The decision by the National Park Service comes just days before thousands of people are expected to head for the outdoors to celebrate the Labor Day holiday. It also comes as wildlife officials in Utah say they've seen an increase in reports of problem bears, especially in the northeastern part of the state.
As of Wednesday, the state Division of Wildlife Resources had recorded as many as 25 reports of problem bears in 2012, according to Ron Stewart, an outreach manager with the agency.
"It's on the high end of what we average," Stewart said, "and that's very much a concern."
The division classifies bears incidents at three different levels. A level 1 bear is an animal that is spotted in its natural environment and exhibits an appropriate fear of humans. A level 2 bear is one that is in an area where it's not supposed to be, like a campground or near cabins, but hasn't caused trouble. A level 3 bear is one that has become habituated to humans or destroys livestock.
"We had three in the last week that went high level 2 and level 3," Stewart said. "We had to take out two of those this weekend.
"(Division of Wildlife Resources) biologists got on to try to help animals, so to actually have to take one under those circumstances just kind of breaks their heart," he added.
Both of the bears that were destroyed were in the Uintah Basin. One was caught killing a rancher's sheep; the other was menacing people in a campground.
A lot of people, when they look at sage brush environments don't think of them as bear habitats, but they are.
–Dan Johnson, Dinosaur National Monument.
Dinosaur National Monument employees faced a similar situation in May, when a ranger shot and killed a bear on the Colorado side of the monument.
The Park Service initially partnered with the Colorado Division of Wildlife in the summer and fall of 2011 to try to trap the bear. That effort was unsuccessful, and the bear went into hibernation.
Then, on May 17, a ranger living in the cabin at the Gates of Lodore campground awoke about 5 a.m. to the sound of the bear trying to rip the screen door off the cabin.
"We made the decision that we had to (destroy the bear) in the interest of public safety," monument superintendent Mary Risser said at the time, adding that relocating a bear who is habituated to humans "usually doesn't work."
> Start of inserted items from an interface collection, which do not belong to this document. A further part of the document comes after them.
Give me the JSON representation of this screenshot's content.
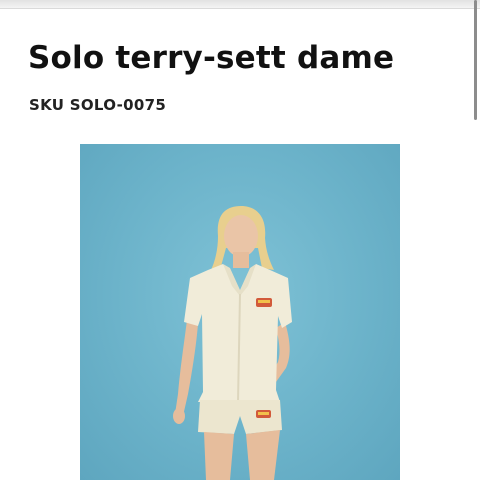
{
  "product": {
    "title": "Solo terry-sett dame",
    "sku_label": "SKU",
    "sku_code": "SOLO-0075"
  },
  "image": {
    "icon": "product-photo",
    "background_color": "#6cb3ca",
    "outfit_color": "#f1ecd9",
    "logo_text": "Solo"
  },
  "colors": {
    "text": "#111111",
    "page_background": "#ffffff"
  }
}
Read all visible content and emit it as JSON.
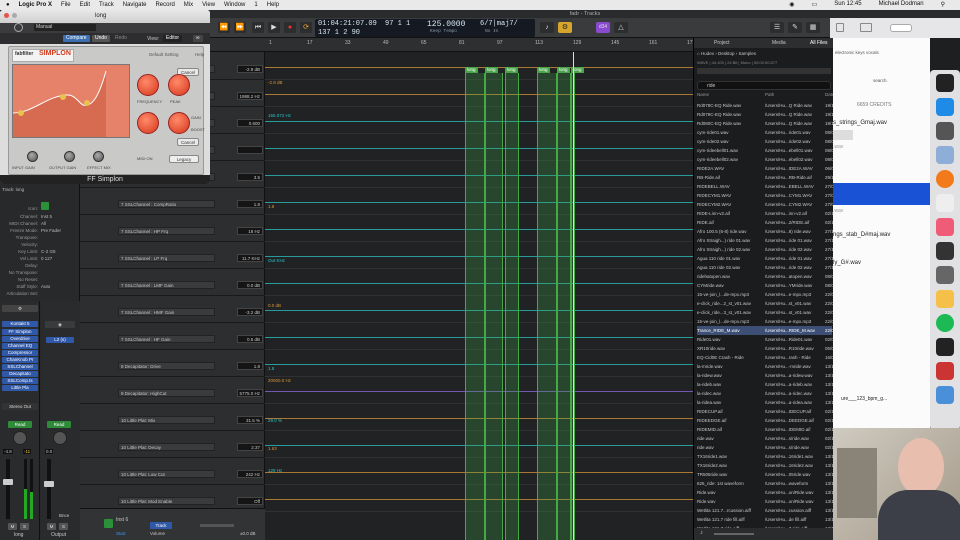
{
  "menubar": {
    "apple": "",
    "items": [
      "Logic Pro X",
      "File",
      "Edit",
      "Track",
      "Navigate",
      "Record",
      "Mix",
      "View",
      "Window",
      "1",
      "Help"
    ],
    "clock": "Sun 12:45",
    "user": "Michael Dodman"
  },
  "window_title": "fadr - Tracks",
  "transport": {
    "position": "01:04:21:07.09",
    "bars": "137  1  2  90",
    "tempo_top": "97  1  1",
    "tempo_bottom": "125.0000",
    "keep_tempo": "Keep Tempo",
    "sig": "6/7|maj7/",
    "sig2": "No In",
    "cpu": "d34",
    "time_label": "1234"
  },
  "plugin": {
    "title": "long",
    "preset": "Manual",
    "compare": "Compare",
    "undo": "Undo",
    "redo": "Redo",
    "view_label": "View:",
    "view_value": "Editor",
    "brand": "fabfilter",
    "product": "SIMPLON",
    "default_setting": "Default Setting",
    "help": "Help",
    "cancel": "Cancel",
    "frequency": "FREQUENCY",
    "peak": "PEAK",
    "gain": "GAIN",
    "boost": "BOOST",
    "input_gain": "INPUT GAIN",
    "output_gain": "OUTPUT GAIN",
    "effect_mix": "EFFECT MIX",
    "midi_on": "MIDI ON",
    "legacy": "Legacy",
    "footer_name": "FF Simplon"
  },
  "inspector": {
    "track_label": "Track:",
    "track_name": "long",
    "icon_label": "Icon:",
    "rows": [
      [
        "Channel:",
        "Inst 5"
      ],
      [
        "MIDI Channel:",
        "All"
      ],
      [
        "Freeze Mode:",
        "Pre Fader"
      ],
      [
        "Transpose:",
        ""
      ],
      [
        "Velocity:",
        ""
      ],
      [
        "Key Limit:",
        "C-2  G8"
      ],
      [
        "Vel Limit:",
        "0  127"
      ],
      [
        "Delay:",
        ""
      ],
      [
        "No Transpose:",
        ""
      ],
      [
        "No Reset:",
        ""
      ],
      [
        "Staff Style:",
        "Auto"
      ],
      [
        "Articulation Set:",
        ""
      ]
    ],
    "strip1": {
      "plugins": [
        "Kontakt 5",
        "FF Simplon",
        "Overdrive",
        "Channel EQ",
        "Compressor",
        "ChanKnob Pr",
        "SSLChannel",
        "Decapitato",
        "SSLComp.ts",
        "Little Pla"
      ],
      "output": "Stereo Out",
      "read": "Read",
      "val1": "-4.8",
      "val2": "-11",
      "m": "M",
      "s": "S",
      "name": "long"
    },
    "strip2": {
      "plugins": [
        "L2 (s)"
      ],
      "read": "Read",
      "val1": "0.0",
      "m": "M",
      "s": "S",
      "name": "Output",
      "bnce": "Bnce"
    }
  },
  "tracks": [
    {
      "name": "",
      "value": "-2.9 dB"
    },
    {
      "name": "",
      "value": "1988.2 Hz"
    },
    {
      "name": "",
      "value": "0.600"
    },
    {
      "name": "",
      "value": ""
    },
    {
      "name": "",
      "value": "3.5"
    },
    {
      "name": "7 SSLChannel : CompRatio",
      "value": "1.8"
    },
    {
      "name": "7 SSLChannel : HP Frq",
      "value": "18 Hz"
    },
    {
      "name": "7 SSLChannel : LP Frq",
      "value": "11.7 KHz"
    },
    {
      "name": "7 SSLChannel : LMF Gain",
      "value": "0.0 dB"
    },
    {
      "name": "7 SSLChannel : HMF Gain",
      "value": "-3.2 dB"
    },
    {
      "name": "7 SSLChannel : HF Gain",
      "value": "0.5 dB"
    },
    {
      "name": "8 Decapitator: Drive",
      "value": "1.8"
    },
    {
      "name": "9 Decapitator: HighCut",
      "value": "5775.0 Hz"
    },
    {
      "name": "10 Little Plat: Mix",
      "value": "31.5 %"
    },
    {
      "name": "10 Little Plat: Decay",
      "value": "2.37"
    },
    {
      "name": "10 Little Plat: Low Cut",
      "value": "242 Hz"
    },
    {
      "name": "10 Little Plat: Mod Enable",
      "value": "Off"
    }
  ],
  "bottom_track": {
    "name": "Inst 6",
    "volume": "Volume",
    "value": "±0.0 dB",
    "track_btn": "Track",
    "start": "Start"
  },
  "ruler": [
    "1",
    "17",
    "33",
    "49",
    "65",
    "81",
    "97",
    "113",
    "129",
    "145",
    "161",
    "177"
  ],
  "regions": [
    "long",
    "long",
    "long",
    "long",
    "long",
    "long"
  ],
  "lane_labels": [
    "-2.9 dB",
    "165.072 Hz",
    "1.8",
    "Out KHz",
    "0.0 dB",
    "1.8",
    "20000.0 Hz",
    "29.0 %",
    "1.63",
    "129 Hz"
  ],
  "browser": {
    "tabs": [
      "Project",
      "Media",
      "All Files"
    ],
    "path": [
      "Hudex",
      "Desktop",
      "Samples"
    ],
    "info": "WAVE | 44,100 | 24 Bit | Mono | 00:00:00.577",
    "search": "ride",
    "cols": [
      "Name",
      "Path",
      "Date"
    ],
    "rows": [
      [
        "Rd078C-EQ Ride.wav",
        "/Users/Hu...Q Ride.wav",
        "19/10/20..."
      ],
      [
        "Rd079C-EQ Ride.wav",
        "/Users/Hu...Q Ride.wav",
        "19/10/20..."
      ],
      [
        "Rd080C-EQ Ride.wav",
        "/Users/Hu...Q Ride.wav",
        "19/10/20..."
      ],
      [
        "cym-ride01.wav",
        "/Users/Hu...ride01.wav",
        "08/05/20..."
      ],
      [
        "cym-ride02.wav",
        "/Users/Hu...ride02.wav",
        "08/05/20..."
      ],
      [
        "cym-rideebell01.wav",
        "/Users/Hu...ebell01.wav",
        "08/05/20..."
      ],
      [
        "cym-rideebell02.wav",
        "/Users/Hu...ebell02.wav",
        "08/05/20..."
      ],
      [
        "RIDE2A.WAV",
        "/Users/Hu...IDE2A.WAV",
        "06/04/20..."
      ],
      [
        "RB-Ride.aif",
        "/Users/Hu...RB-Ride.aif",
        "29/12/19..."
      ],
      [
        "RIDEBELL.WAV",
        "/Users/Hu...EBELL.WAV",
        "27/04/19..."
      ],
      [
        "RIDECYM1.WAV",
        "/Users/Hu...CYM1.WAV",
        "27/04/19..."
      ],
      [
        "RIDECYM2.WAV",
        "/Users/Hu...CYM2.WAV",
        "27/04/19..."
      ],
      [
        "RIDE-Linn-v2.aif",
        "/Users/Hu...inn-v2.aif",
        "02/10/20..."
      ],
      [
        "RIDE.aif",
        "/Users/Hu...2/RIDE.aif",
        "02/10/20..."
      ],
      [
        "Afro 100.5 (6-8) ride.wav",
        "/Users/Hu...8) ride.wav",
        "27/10/20..."
      ],
      [
        "Afro Straigh...) ride 01.wav",
        "/Users/Hu...ride 01.wav",
        "27/10/20..."
      ],
      [
        "Afro Straigh...) ride 02.wav",
        "/Users/Hu...ride 02.wav",
        "27/10/20..."
      ],
      [
        "Agua 110 ride 01.wav",
        "/Users/Hu...ride 01.wav",
        "27/10/20..."
      ],
      [
        "Agua 110 ride 02.wav",
        "/Users/Hu...ride 02.wav",
        "27/10/20..."
      ],
      [
        "ridehatopen.wav",
        "/Users/Hu...atopen.wav",
        "08/03/20..."
      ],
      [
        "CYMride.wav",
        "/Users/Hu...YMride.wav",
        "08/03/20..."
      ],
      [
        "15-ve-join_l...de-mpx.mp3",
        "/Users/Hu...e-mpx.mp3",
        "22/08/20..."
      ],
      [
        "e-click_ride...2_st_v01.wav",
        "/Users/Hu...st_v01.wav",
        "22/08/20..."
      ],
      [
        "e-click_ride...3_st_v01.wav",
        "/Users/Hu...st_v01.wav",
        "22/08/20..."
      ],
      [
        "15-ve-join_l...de-mpx.mp3",
        "/Users/Hu...e-mpx.mp3",
        "22/08/20..."
      ],
      [
        "Trance_RIDE_M.wav",
        "/Users/Hu...RIDE_M.wav",
        "22/08/20..."
      ],
      [
        "Ride01.wav",
        "/Users/Hu...Ride01.wav",
        "02/01/19..."
      ],
      [
        "XR10ride.wav",
        "/Users/Hu...R10ride.wav",
        "05/06/20..."
      ],
      [
        "EQ-Cid0E Crash - Ride",
        "/Users/Hu...rash - Ride",
        "16/03/20..."
      ],
      [
        "la-mride.wav",
        "/Users/Hu...-mride.wav",
        "13/12/199..."
      ],
      [
        "la-ridew.wav",
        "/Users/Hu...a-ridew.wav",
        "13/12/199..."
      ],
      [
        "la-rideb.wav",
        "/Users/Hu...a-rideb.wav",
        "13/12/199..."
      ],
      [
        "la-ridec.wav",
        "/Users/Hu...a-ridec.wav",
        "13/12/199..."
      ],
      [
        "la-ridea.wav",
        "/Users/Hu...a-ridea.wav",
        "13/12/199..."
      ],
      [
        "RIDECUP.aif",
        "/Users/Hu...IDECUP.aif",
        "02/10/20..."
      ],
      [
        "RIDEEDGE.aif",
        "/Users/Hu...DEEDGE.aif",
        "02/10/20..."
      ],
      [
        "RIDEMID.aif",
        "/Users/Hu...IDEMID.aif",
        "02/10/20..."
      ],
      [
        "ride.wav",
        "/Users/Hu...s/ride.wav",
        "02/10/20..."
      ],
      [
        "ride.wav",
        "/Users/Hu...s/ride.wav",
        "02/10/20..."
      ],
      [
        "TX16ride1.wav",
        "/Users/Hu...16ride1.wav",
        "13/12/199..."
      ],
      [
        "TX16ride2.wav",
        "/Users/Hu...16ride2.wav",
        "13/12/199..."
      ],
      [
        "TR505ride.wav",
        "/Users/Hu...05ride.wav",
        "13/12/199..."
      ],
      [
        "626_ride: 1st waveform",
        "/Users/Hu...waveform",
        "13/12/199..."
      ],
      [
        "Ride.wav",
        "/Users/Hu...on/Ride.wav",
        "13/12/199..."
      ],
      [
        "Ride.wav",
        "/Users/Hu...on/Ride.wav",
        "13/12/199..."
      ],
      [
        "Wetlita 121.7...rcussion.aiff",
        "/Users/Hu...cussion.aiff",
        "13/12/199..."
      ],
      [
        "Wetlita 121.7 ride fill.aiff",
        "/Users/Hu...de fill.aiff",
        "13/12/199..."
      ],
      [
        "Wetlita 121.7 ride.aiff",
        "/Users/Hu...7 ride.aiff",
        "13/12/199..."
      ]
    ],
    "selected_index": 25
  },
  "rightwin": {
    "tabs": "electronic  keys  vocals",
    "search": "search.",
    "credits": "6659 CREDITS",
    "items": [
      "s_strings_Gmaj.wav",
      "ngs_stab_D#maj.wav",
      "ly_G#.wav",
      "ure___123_bpm_g..."
    ],
    "wav": ".wav"
  },
  "colors": {
    "accent": "#3b8cd9",
    "lane_cyan": "#2bc6c6",
    "lane_orange": "#d9973b",
    "lane_purple": "#8f6ae0",
    "region": "#4aa54a",
    "knob": "#d6361b"
  }
}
On May 27, the bear again entered the campground and stole food from two campsites, despite the efforts of people to scare it off. That's when a ranger shot and killed the animal, which was easily identified as the problem bear because of a "distinctive brown marking," Risser said.
"A lot of people, when they look at sagebrush environments, don't think of them as bear habitats, but they are," Johnson said, noting that Dinosaur National Monument has also had an increase in bear sightings this year.
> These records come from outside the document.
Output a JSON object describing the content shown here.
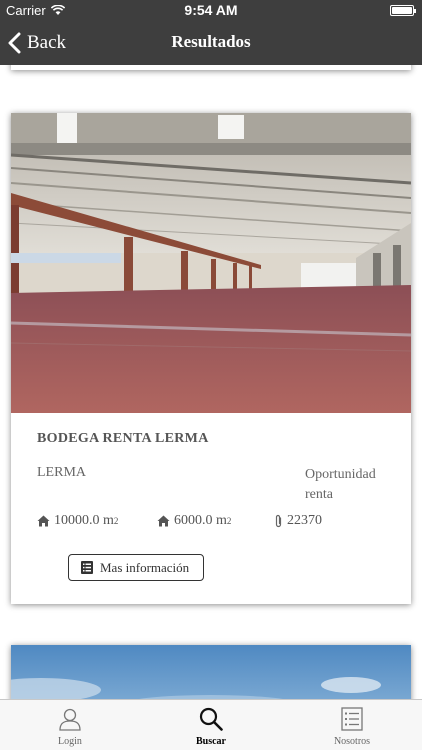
{
  "status_bar": {
    "carrier": "Carrier",
    "time": "9:54 AM",
    "wifi_icon": "wifi-icon",
    "battery_icon": "battery-icon"
  },
  "nav": {
    "back_label": "Back",
    "title": "Resultados"
  },
  "listing": {
    "title": "BODEGA RENTA LERMA",
    "location": "LERMA",
    "category": "Oportunidad renta",
    "area_total": "10000.0 m",
    "area_built": "6000.0 m",
    "area_unit_sup": "2",
    "id": "22370",
    "more_info_label": "Mas información",
    "icons": {
      "area": "house-icon",
      "id": "paperclip-icon",
      "more_info": "list-icon"
    }
  },
  "tabs": [
    {
      "label": "Login",
      "icon": "user-icon"
    },
    {
      "label": "Buscar",
      "icon": "search-icon"
    },
    {
      "label": "Nosotros",
      "icon": "list-icon"
    }
  ],
  "colors": {
    "bar": "#3e3e3e",
    "tab_bar": "#f7f7f7",
    "floor": "#9e5558"
  }
}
Johnson and Stewart agreed that drought conditions have been hard on the state's bears and have probably led to more sightings of the animals.
"There really isn't anything out there for them to eat," Stewart said. "If you go up on the mountains, you're not seeing the berries, you're not seeing the nuts and things like that."
That means the bears are expanding their range, which often brings them into contact with humans. And when those humans leave food, garbage or animal feed out, it draws the bears in, Stewart said.
"(Bears) will come in smelling that stuff, and they'll check it out," he said. "If they don't find food, they'll move on. If they do find food, then it becomes a habit and that's when we have to step in."
The best way to reduce the likelihood of having an unwanted encounter with a bear while camping is to maintain a clean campsite, Stewart said.
Store food, drinks and other scented items like deodorants in a vehicle, a bear-safe container or in a bag tied to a tree. Dispose of trash in bear-proof Dumpsters. Wipe down picnic tables, burn food off grills, change clothes after cooking, and store those clothes like you would food.
"The bears are on the last stretch now. They've got to put on as much weight as they can (before they hibernate)," Stewart said. "So we've still got two or three months of possible bear problems."